Area definitions

The substate area data published in this release reflect the standards and definitions established by the U.S. Office of Management and Budget.

The Albuquerque Metropolitan Statistical Area (MSA) includes Bernalillo, Sandoval, Torrance, and Valencia Counties in New Mexico.


Additional information

OES data are available on our regional web page at www.bls.gov/ro6. Answers to frequently asked questions about the OES data are available at www.bls.gov/oes/oes_ques.htm. Detailed technical information about the OES survey is available in our Survey Methods and Reliability Statement on the
BLS website at www.bls.gov/oes/2012/may/methods_statement.pdf. Information in this release will be made available to sensory impaired individuals upon
request – Voice phone: 202-691-5200; Federal Relay Service: 1-800-877-8339.


Table 1. Employment and wage data from the Occupational Employment Statistics survey, by occupation,
Albuquerque Metropolitan Statistical Area, May 2012
Occupation(1) Employment Mean wages
Level(2) Location
quotient(3)
Hourly Annual(4)

Architecture and engineering occupations

12,490 1.9 $38.05 $79,150

Architects, except landscape and naval

340 1.5 34.38 71,510

Cartographers and photogrammetrists

190 5.9 23.58 49,040

Surveyors

160 1.4 27.24 56,660

Aerospace engineers

420 1.9 49.49 102,950

Chemical engineers

80 0.9 50.46 104,960

Civil engineers

970 1.4 40.79 84,840

Computer hardware engineers

790 3.5 48.06 99,970

Electrical engineers

440 1.0 42.66 88,720

Electronics engineers, except computer

940 2.5 50.39 104,810

Environmental engineers

230 1.6 42.86 89,150

Health and safety engineers, except mining safety engineers and inspectors

100 1.5 39.17 81,470

Industrial engineers

1,000 1.6 44.51 92,570

Materials engineers

70 1.0 49.01 101,950

Mechanical engineers

540 0.8 44.23 92,000

Nuclear engineers

90 1.6 61.40 127,720

Engineers, all other

1,140 3.3 52.09 108,350

Architectural and civil drafters

400 1.7 23.77 49,440

Electrical and electronics drafters

150 1.9 27.40 57,000

Mechanical drafters

170 1.0 27.85 57,930

Drafters, all other

40 0.9 17.25 35,880

Civil engineering technicians

310 1.5 23.28 48,430

Electrical and electronics engineering technicians

660 1.6 28.60 59,490

Electro-mechanical technicians

480 10.1 31.78 66,110

Environmental engineering technicians

190 3.6 19.70 40,970

Mechanical engineering technicians

150 1.2 28.77 59,830

Engineering technicians, except drafters, all other

470 2.6 27.41 57,000

Surveying and mapping technicians

150 1.1 18.21 37,890

(1) For a complete listing of all detailed occupations in the Albuquerque MSA, see www.bls.gov/oes/current/oes_10740.htm.
(2) Estimates for detailed occupations do not sum to the totals because the totals include occupations not shown separately.
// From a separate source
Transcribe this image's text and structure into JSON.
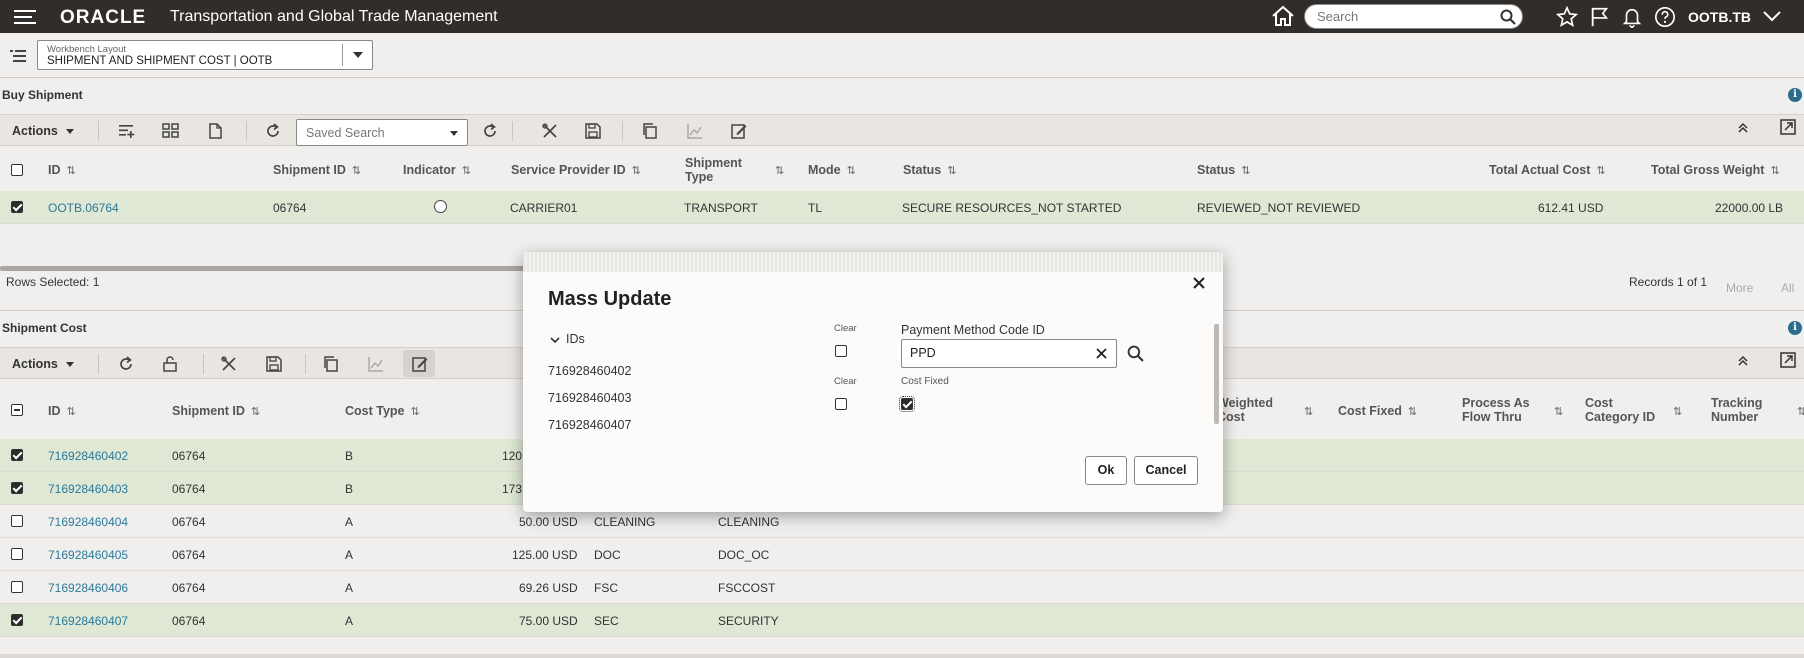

Estimates do not include self-employed workers.
(3) The location quotient is the ratio of the area concentration of occupational employment to the national average concentration. A location quotient greater than one indicates the occupation has a higher share of employment than average, and a location quotient less than one indicates the occupation is less prevalent in the area than average.
(4) Annual wages have been calculated by multiplying the hourly mean wage by a 'year-round, full-time' hours figure of 2,080 hours; for those occupations where there is not an hourly mean wage published, the annual wage has been directly calculated from the reported survey data.

Last Modified Date: June 4, 2013